What is the difference in brightness between full daylight and a starry night? In the case of a time-lapse that Stephen Lewis ARPS was planning, 22 stops. Each stop is a doubling of the light entering the camera.
As the camera clicks away at, say 10-second intervals, for half a day, how are you going to adjust the exposure without disturbing it on its rigid mounting? By Wi-Fi. Unfortunately the adjustment points will be obvious in the sequence, but Stephen had some software which worked out where the changes were and smoothed out the change over a number of frames. It is in fact possible to buy a device which changes the exposure incrementally during the hours of shooting, but it is expensive and the software provides a £50 solution.
That is a taste of the technicalities behind Stephen’s work but the outcomes were fascinating and beautiful.
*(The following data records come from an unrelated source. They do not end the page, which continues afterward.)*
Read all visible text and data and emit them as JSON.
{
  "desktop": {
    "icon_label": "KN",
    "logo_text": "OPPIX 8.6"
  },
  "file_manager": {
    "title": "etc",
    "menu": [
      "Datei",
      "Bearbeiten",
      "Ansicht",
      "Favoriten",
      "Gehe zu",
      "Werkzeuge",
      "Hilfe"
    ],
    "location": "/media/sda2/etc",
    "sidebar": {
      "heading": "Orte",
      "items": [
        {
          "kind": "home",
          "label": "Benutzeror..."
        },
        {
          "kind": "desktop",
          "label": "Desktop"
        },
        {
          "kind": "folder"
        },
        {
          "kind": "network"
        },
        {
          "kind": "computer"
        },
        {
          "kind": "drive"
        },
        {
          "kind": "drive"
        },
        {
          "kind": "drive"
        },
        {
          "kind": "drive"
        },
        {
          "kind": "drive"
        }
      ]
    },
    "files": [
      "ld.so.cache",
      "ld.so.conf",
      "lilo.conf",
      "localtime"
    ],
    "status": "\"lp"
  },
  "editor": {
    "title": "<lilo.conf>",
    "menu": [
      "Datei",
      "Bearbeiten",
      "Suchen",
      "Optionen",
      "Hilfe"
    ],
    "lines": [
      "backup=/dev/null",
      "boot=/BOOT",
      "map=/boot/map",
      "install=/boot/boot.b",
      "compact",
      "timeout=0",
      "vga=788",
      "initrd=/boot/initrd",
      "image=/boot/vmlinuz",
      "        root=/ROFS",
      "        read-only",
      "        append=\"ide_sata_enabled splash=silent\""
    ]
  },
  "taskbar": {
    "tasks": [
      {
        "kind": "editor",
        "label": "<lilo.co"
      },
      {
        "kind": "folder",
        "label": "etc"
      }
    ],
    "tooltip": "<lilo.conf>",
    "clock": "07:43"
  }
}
Stephen is clearly one who relishes the technical challenges of time-lapse and one example was the way in which he had un-picked the process by which a phone app turned a scene into a spherical shape, he had then used it on his time-lapse sequences to produce a fascinating new sequence of ever changing spherical abstracts.
His presentation was perhaps the slickest we have ever seen at Crewe PS because every part of his talk was timed to the second, under the control of software on his tablet which he used to switch from sequence to sequence, tutorial to tutorial.
We just gaped in astonishment.
You can see his work on his website.
Member Morgan Griffiths is a film-maker and was experimenting with time-lapse recently, have a look at his sequences here (you can see that it can be used in many ways, social studies for example!